The true challenge of identifying and managing change is separating cause from effect, facts from opinions and proactiveness from reactiveness. Research shows that the proactive (i.e., more successful) organizations have become more technology-driven. These innovative companies have trained people to stay on top of technology changes and discern how these new technologies can impact on the company's performance. We define "technology" in a macro sense-from what is in the product to how the product is made to how it will get to market to how consumers learn about it.
The solution to being a proactive manager of change and getting to the future first can best be summarized by the words of my mother-and probably yours: "Why don't you think about what you are going to do before you do it?"
To my knowledge, there is no company with a Manager of Change-an executive responsible for identifying and proactively leveraging change and making the management of change a core competency. In over a decade of consulting I've yet to meet a manager even responsible for change.
Endless meetings are held to discuss why one category of products is growing and another is not. Disc drives are filled with hypotheses on why one business succeeds and another doesn't. Granted the answers are not simplistic, but if people better understood change they would find they would have a clearer understanding of what actions are most profitable.
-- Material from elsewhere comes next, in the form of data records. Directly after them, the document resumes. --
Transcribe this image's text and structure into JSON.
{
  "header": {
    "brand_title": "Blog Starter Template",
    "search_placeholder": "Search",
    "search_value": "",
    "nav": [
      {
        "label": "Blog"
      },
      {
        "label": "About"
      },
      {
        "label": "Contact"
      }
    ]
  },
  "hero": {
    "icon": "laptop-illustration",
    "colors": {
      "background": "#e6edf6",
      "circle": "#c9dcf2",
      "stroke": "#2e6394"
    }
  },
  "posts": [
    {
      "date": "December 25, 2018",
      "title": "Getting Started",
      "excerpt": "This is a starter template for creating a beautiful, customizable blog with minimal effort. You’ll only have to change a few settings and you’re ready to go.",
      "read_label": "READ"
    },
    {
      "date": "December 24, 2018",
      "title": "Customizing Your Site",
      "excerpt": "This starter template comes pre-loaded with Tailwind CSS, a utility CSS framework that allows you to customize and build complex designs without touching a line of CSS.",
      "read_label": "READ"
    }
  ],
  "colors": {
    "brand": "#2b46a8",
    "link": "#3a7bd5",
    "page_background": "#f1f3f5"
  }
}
The key to better managing change is to make a priority the analysis of the consumer, competition (especially the fringe-emerging entrepreneurial competitor), the marketplace (how people get what they want) and what is modifying each.
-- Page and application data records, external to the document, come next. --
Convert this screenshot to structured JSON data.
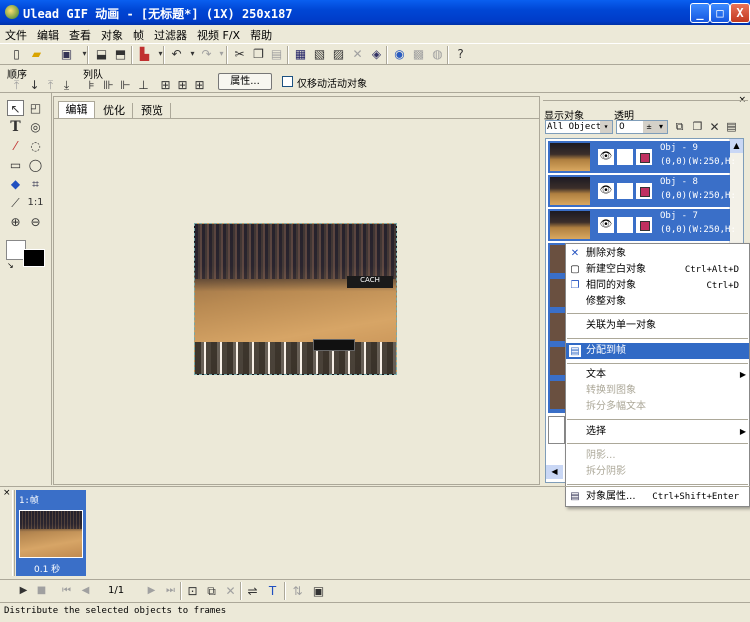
{
  "window": {
    "title": "Ulead GIF 动画 - [无标题*] (1X) 250x187",
    "controls": {
      "minimize": "_",
      "maximize": "□",
      "close": "X"
    }
  },
  "menu": [
    "文件",
    "编辑",
    "查看",
    "对象",
    "帧",
    "过滤器",
    "视频 F/X",
    "帮助"
  ],
  "toolbar2": {
    "order_label": "顺序",
    "queue_label": "列队",
    "properties_button": "属性...",
    "only_move_active_label": "仅移动活动对象"
  },
  "tabs": [
    "编辑",
    "优化",
    "预览"
  ],
  "right_panel": {
    "show_objects_label": "显示对象",
    "transparency_label": "透明",
    "show_objects_value": "All Object",
    "transparency_value": "0"
  },
  "objects": [
    {
      "name": "Obj - 9",
      "info": "(0,0)(W:250,H:"
    },
    {
      "name": "Obj - 8",
      "info": "(0,0)(W:250,H:"
    },
    {
      "name": "Obj - 7",
      "info": "(0,0)(W:250,H:"
    }
  ],
  "context_menu": {
    "items": [
      {
        "label": "删除对象",
        "shortcut": "",
        "icon": "delete-x-icon"
      },
      {
        "label": "新建空白对象",
        "shortcut": "Ctrl+Alt+D",
        "icon": "new-object-icon"
      },
      {
        "label": "相同的对象",
        "shortcut": "Ctrl+D",
        "icon": "duplicate-object-icon"
      },
      {
        "label": "修整对象",
        "shortcut": ""
      },
      {
        "label": "关联为单一对象",
        "shortcut": ""
      },
      {
        "label": "分配到帧",
        "shortcut": "",
        "highlighted": true,
        "icon": "distribute-frames-icon"
      },
      {
        "label": "文本",
        "submenu": true
      },
      {
        "label": "转换到图象",
        "disabled": true
      },
      {
        "label": "拆分多幅文本",
        "disabled": true
      },
      {
        "label": "选择",
        "submenu": true
      },
      {
        "label": "阴影...",
        "disabled": true
      },
      {
        "label": "拆分阴影",
        "disabled": true
      },
      {
        "label": "对象属性...",
        "shortcut": "Ctrl+Shift+Enter",
        "icon": "object-properties-icon"
      }
    ]
  },
  "frames": {
    "frame1_label": "1:帧",
    "frame1_delay": "0.1 秒"
  },
  "playback": {
    "counter": "1/1"
  },
  "status_bar": "Distribute the selected objects to frames",
  "colors": {
    "title_blue": "#0046d5",
    "selection_blue": "#316ac5",
    "obj_row_blue": "#3a6fc8",
    "canvas_bg": "#ece9d8"
  }
}
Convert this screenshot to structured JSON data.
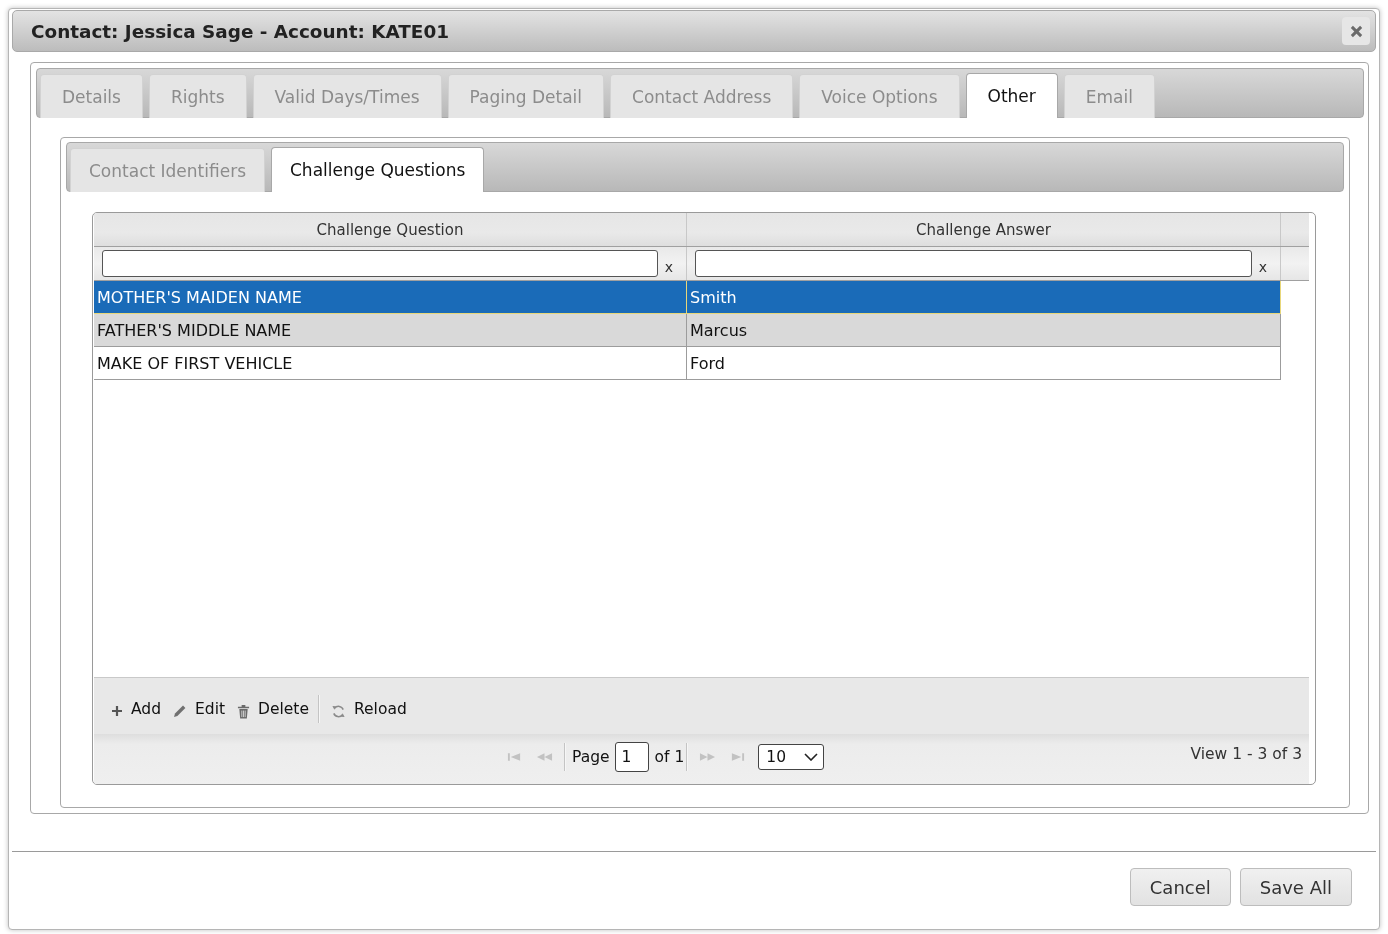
{
  "window": {
    "title": "Contact: Jessica Sage - Account: KATE01"
  },
  "tabs": [
    {
      "label": "Details",
      "selected": false
    },
    {
      "label": "Rights",
      "selected": false
    },
    {
      "label": "Valid Days/Times",
      "selected": false
    },
    {
      "label": "Paging Detail",
      "selected": false
    },
    {
      "label": "Contact Address",
      "selected": false
    },
    {
      "label": "Voice Options",
      "selected": false
    },
    {
      "label": "Other",
      "selected": true
    },
    {
      "label": "Email",
      "selected": false
    }
  ],
  "subtabs": [
    {
      "label": "Contact Identifiers",
      "selected": false
    },
    {
      "label": "Challenge Questions",
      "selected": true
    }
  ],
  "grid": {
    "columns": [
      {
        "label": "Challenge Question"
      },
      {
        "label": "Challenge Answer"
      }
    ],
    "filters": [
      {
        "clear": "x"
      },
      {
        "clear": "x"
      }
    ],
    "rows": [
      {
        "cells": [
          "MOTHER'S MAIDEN NAME",
          "Smith"
        ],
        "selected": true,
        "highlighted": false
      },
      {
        "cells": [
          "FATHER'S MIDDLE NAME",
          "Marcus"
        ],
        "selected": false,
        "highlighted": true
      },
      {
        "cells": [
          "MAKE OF FIRST VEHICLE",
          "Ford"
        ],
        "selected": false,
        "highlighted": false
      }
    ],
    "toolbar": [
      {
        "kind": "add",
        "label": "Add"
      },
      {
        "kind": "edit",
        "label": "Edit"
      },
      {
        "kind": "delete",
        "label": "Delete"
      },
      {
        "kind": "separator"
      },
      {
        "kind": "reload",
        "label": "Reload"
      }
    ],
    "pager": {
      "nav_buttons": [
        {
          "kind": "first",
          "disabled": true
        },
        {
          "kind": "prev",
          "disabled": true
        },
        {
          "kind": "next",
          "disabled": true
        },
        {
          "kind": "last",
          "disabled": true
        }
      ],
      "page_label": "Page",
      "page": "1",
      "total_label": "of 1",
      "page_size": "10",
      "summary": "View 1 - 3 of 3"
    }
  },
  "footer": {
    "buttons": [
      "Cancel",
      "Save All"
    ]
  }
}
The proactive entrepreneurial manager instinctively manages change. My best example is Bill Gates of Microsoft; he is clearly the "best in class" as a proactive manager of change. As technologies evolve and we move toward carrying personal digital assistants and having our workplace and homes technologized, there is every indication that Bill will be there.
The management of change is neither art nor science. It is not deductively or inductively derived. It is a combination of them all. Managing change requires ongoing attention. It is as simple as:
1. Developing a knowledge base that allows you to hypothesize what might happen in the future. You can easily do this by identifying what has happened, is still happening and has a high probability of continuing to happen and cause change.
2. Brainstorming how to leverage your core competencies to generate next-generation opportunities against this learning. This process will allow you to generate what actions will get you to the future first.
3. Integrating what you have learned into your business plans.
And, bingo, you have become a proactive manager of change.
Mr. Flatow is president of CoKnowledge Inc., a consultancy in Westport, Conn., specializing in the management of change.